"The government has utterly failed to satisfy its burden to demonstrate that Apple’s assistance in this case is necessary," lawyers for the Cupertino, Calif., company said in a brief filed with a federal court in New York on Friday. "The government has made no showing that it has exhausted alternative means for extracting data from the iPhone at issue here, either by making a serious attempt to obtain the passcode from the individual defendant who set it in the first place ... or by consulting other government agencies and third parties known to the government."
Apple's brief was its response to the government's appeal of a February ruling by Magistrate Judge James Orenstein, who rejected the DOJ's command that Apple help unlock an iPhone running 2013's iOS 7.
The case revolved around an iPhone used by a methamphetamine dealer, who pleaded guilty to charges last year. Even so, the DOJ continued to press Apple for assistance, citing a court order compelling the company to help authorities crack the device's security. Apple contested the order in October, a hint that it had drawn a line in the sand.
That line was scratched even deeper this year when Apple balked at a court order forcing it to craft a special edition of its iOS mobile operating system to unlock a different iPhone. That smartphone had been used by Syed Rizwan Farook, who along with his wife, Tafsheen Malik, killed 14 in San Bernardino, Calif., in December.
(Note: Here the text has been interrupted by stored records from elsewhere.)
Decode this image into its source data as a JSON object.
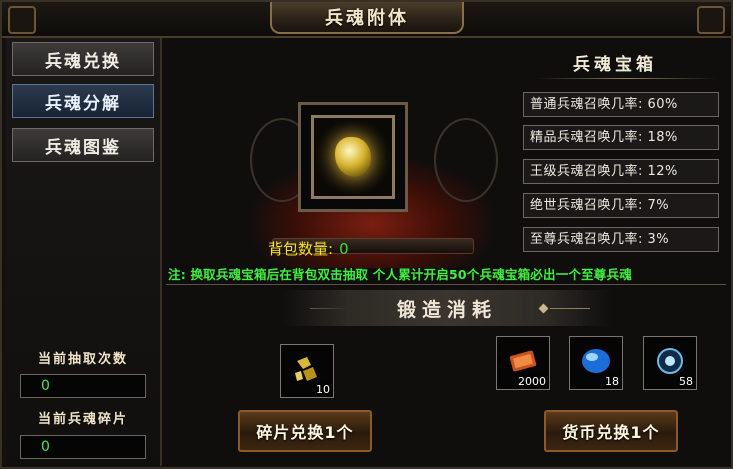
{
  "window": {
    "title": "兵魂附体"
  },
  "sidebar": {
    "items": [
      {
        "label": "兵魂兑换",
        "active": false
      },
      {
        "label": "兵魂分解",
        "active": true
      },
      {
        "label": "兵魂图鉴",
        "active": false
      }
    ],
    "draw_count_label": "当前抽取次数",
    "draw_count_value": "0",
    "fragment_label": "当前兵魂碎片",
    "fragment_value": "0"
  },
  "main": {
    "bag_label": "背包数量:",
    "bag_value": "0",
    "notice": "注: 换取兵魂宝箱后在背包双击抽取 个人累计开启50个兵魂宝箱必出一个至尊兵魂",
    "box": {
      "title": "兵魂宝箱",
      "rates": [
        "普通兵魂召唤几率: 60%",
        "精品兵魂召唤几率: 18%",
        "王级兵魂召唤几率: 12%",
        "绝世兵魂召唤几率: 7%",
        "至尊兵魂召唤几率: 3%"
      ]
    },
    "forge": {
      "title": "锻造消耗",
      "fragment_qty": "10",
      "currency_items": [
        {
          "icon": "scroll-icon",
          "qty": "2000"
        },
        {
          "icon": "blue-gem-icon",
          "qty": "18"
        },
        {
          "icon": "crystal-orb-icon",
          "qty": "58"
        }
      ],
      "fragment_button": "碎片兑换1个",
      "currency_button": "货币兑换1个"
    }
  },
  "colors": {
    "accent_green": "#3ff03f",
    "accent_yellow": "#f2e12a",
    "active_tab": "#182436"
  }
}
The two died in a shootout with police later that day. Authorities quickly dubbed it a terrorist attack.
The San Bernardino case was dismissed after the FBI announced it had acquired a tool from a third party that was able to access Farook's iPhone without Apple's help.
Not surprisingly, Apple brought that up in Friday's brief.
"Further undermining the government's argument that Apple's assistance is necessary in these proceedings is the fact that only two and a half weeks ago, in a case in which the government first insisted that it needed Apple to write new software to enable the government to bypass security features on an iPhone running iOS 9, the government ultimately abandoned its request after claiming that a third party could bypass those features without Apple’s assistance [emphasis in original]," Apple said.
The government, Apple said, has essentially reiterated its original request for assistance -- asking a higher judge, Judge Margo Brodie, to review Orenstein's ruling -- but has not shown why his order should be overturned.
"Before the government demands that Apple do the work of law enforcement, the government must offer evidence that it has performed an 'exhaustive search' and that it remains unable to obtain the data it seeks without Apple's assistance," the company's attorneys wrote. "The government has failed to make that showing here and thus its application must be denied."
Apple also objected, as it had before, to the government's admission that authorities were casting for a precedent that would let them make future demands on the company.
"Law enforcement officials from the Attorney General to the FBI Director and the New York District Attorney have made clear that cases like the San Bernardino Matter and this case are intended to set a precedent, one that will support an avalanche of similar data access requests from across the country," Apple warned. "The government's arguments in this case ... confirm that the burden to Apple must be assessed not through the lens of a single phone or a specific operating system, but in light of the government's unambiguous intent to obtain a precedential ruling that can and will be used to support subsequent orders involving other iPhones running different operating systems and with a variety of security features."